Electricity production is used so that all figures stem from a single source (electricity production is more stable than consumption, and bias results in China’s favor). Electricity production growth is faster than GDP from 2001 to 2007. In 2008–2009, it is slower. Then, in 2010, it is faster again. This is a pattern that extends back further: In especially difficult years, electricity production is slower than GDP; in all other years, it is faster.
It is unlikely that the PRC rotates between splurging on electricity and appearing to be energy-efficient. It is also unlikely that rail freight growth can collapse while GDP growth barely budges. Li’s guidance argues, in contrast, that Chinese GDP slowed far more than the SSB admitted for 2008–2009 and accelerated faster than it reported for 2010.
Bank Lending Discouraging
The last element of Li’s triumvirate of indicators, bank lending, is more complex. It is difficult for large amounts of rail traffic or power production to escape Beijing’s count. It is much easier for large amounts of lending and borrowing to occur outside formal banking, especially when cities and provinces are encouraged to borrow. In addition, commercial bank lending accelerates as the economy accelerates. Policy-driven bank lending, in contrast, rises to bolster a weak economy.
Bank lending, therefore, does not have a clear relation to the true speed of growth. Instead, it is linked tightly to central government objectives; it is the main tool for the Chinese government to encourage growth with conventional fiscal policy involving far smaller sums of money. In that sense, Li was right, again, to consider bank loans as vital.
Over the past 10 years, if official figures are accurate, China averaged 17 percent loan growth and 10 percent GDP growth. This level of loan growth is unsustainable, but it is distorted by the panicked 2009 stimulus. The 2010 performance is more worrisome. Official 2010 GDP growth is average, but lending needed to achieve it is well above average. Compared to 2004–2007, unpleasantly faster lending is required for the same growth. This is an economy noticeably weaker than five years ago, notwithstanding talk of its greatness.
The obvious issue is that rail and electricity indicate that the GDP figures are not accurate. In particular, 2008 and 2009 were weaker than acknowledged, and 2010 was stronger. It is difficult to discern trends in this situation, but if the economy was very weak in 2008–2009, hyper-aggressive lending might have been appropriate. However, the continuation of rapid lending in a strong 2010 constitutes a major policy mistake.

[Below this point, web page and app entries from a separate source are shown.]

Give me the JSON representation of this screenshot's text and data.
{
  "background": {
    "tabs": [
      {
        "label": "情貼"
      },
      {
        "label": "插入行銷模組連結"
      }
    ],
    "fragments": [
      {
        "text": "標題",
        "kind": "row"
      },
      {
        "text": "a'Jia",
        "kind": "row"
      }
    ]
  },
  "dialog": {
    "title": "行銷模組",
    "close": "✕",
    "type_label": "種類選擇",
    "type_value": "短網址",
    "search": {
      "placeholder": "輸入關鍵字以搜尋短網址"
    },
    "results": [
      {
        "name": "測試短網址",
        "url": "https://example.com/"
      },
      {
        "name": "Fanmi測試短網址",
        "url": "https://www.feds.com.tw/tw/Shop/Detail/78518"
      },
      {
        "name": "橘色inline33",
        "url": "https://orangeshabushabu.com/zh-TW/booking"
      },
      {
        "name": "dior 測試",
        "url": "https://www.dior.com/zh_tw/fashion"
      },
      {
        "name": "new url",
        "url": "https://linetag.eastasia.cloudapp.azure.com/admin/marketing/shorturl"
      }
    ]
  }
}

From 1998 to 2007, the PRC worked to address problems in banking. The work has now been undone by forced policy lending. Officials estimate hidden local government debt at 10 trillion yuan ($1.5 trillion), a number that rises every time the government mentions it. Yet local borrowing continues, as do other errors—tightening to this point is a myth. Interest rate increases have not kept up with inflation, so real interest rates have actually fallen. If GDP growth is accurate, China’s economy is structurally weakening. If, as is more likely, GDP growth is artificially stable, a damaging policy error was made in 2010.
Better Informed American Policy
The Obama Administration and Congress should listen to Li Keqiang. More reliable figures suggest that China smoothes its GDP results, and its economic challenges are far more daunting than they appear in official renditions. A properly informed American policy will have a better sense of when the time is right to push China and when more aggressiveness would be harmful.
Derek Scissors, Ph.D., is Research Fellow in Asia Economic Policy in the Asian Studies Center at The Heritage Foundation.